Former Ferrari chairman and CEO Sergio Marchionne has passed away at the age of 66, just days after the company announced a succession plan.
Marchionne had entered hospital for a shoulder operation, but after surgery his condition deteriorated rapidly, with reports suggesting that an embolism had led to a coma.
On July 21 Ferrari reported that it had “learned with deep sadness during its meeting today that chairman and CEO Sergio Marchionne will be unable to return to work.” It was announced that John Elkann would become chairman, and Louis C Camilleri was named as CEO.
In a statement issued on Wednesday Elkann, the grandson of former Fiat boss Gianni Agnelli, said: “Unfortunately, what we feared has come to pass. Sergio Marchionne, man and friend, is gone.
“I believe that the best way to honour his memory is to build on the legacy he left us, continuing to develop the human values of responsibility and openness of which he was the most ardent champion.”
Formula One CEO Chase Carey has led racing’s tributes to former Ferrari president Sergio Marchionne, who died on Wednesday.

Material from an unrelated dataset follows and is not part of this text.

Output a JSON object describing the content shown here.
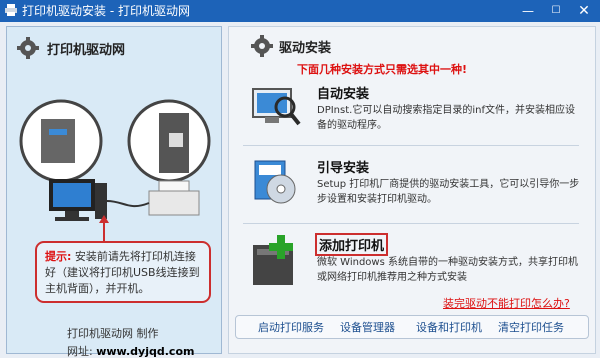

Marchionne, who was 66, died after complications from surgery in Zurich.
“We are deeply saddened by the passing of Sergio Marchionne,” said Carey. “He was a great leader of not just Formula 1 and the automobile world, but the business world overall.
“He led with great passion, energy and insight, and inspired all around him. His contributions to Formula 1 are immeasurable. He was also a true friend to all of us and he will be deeply missed. At this difficult time we extend our deepest sympathies to his family, friends and colleagues.”
Marchionne, who was Italian and Canadian, replaced Luca di Montezemolo at the head of Ferrari in 2014 — with the famous Italian scuderia a fading force in the sport.
Ferrari was the most successful team in F1 but won the last of its 16 constructors titles in 2008.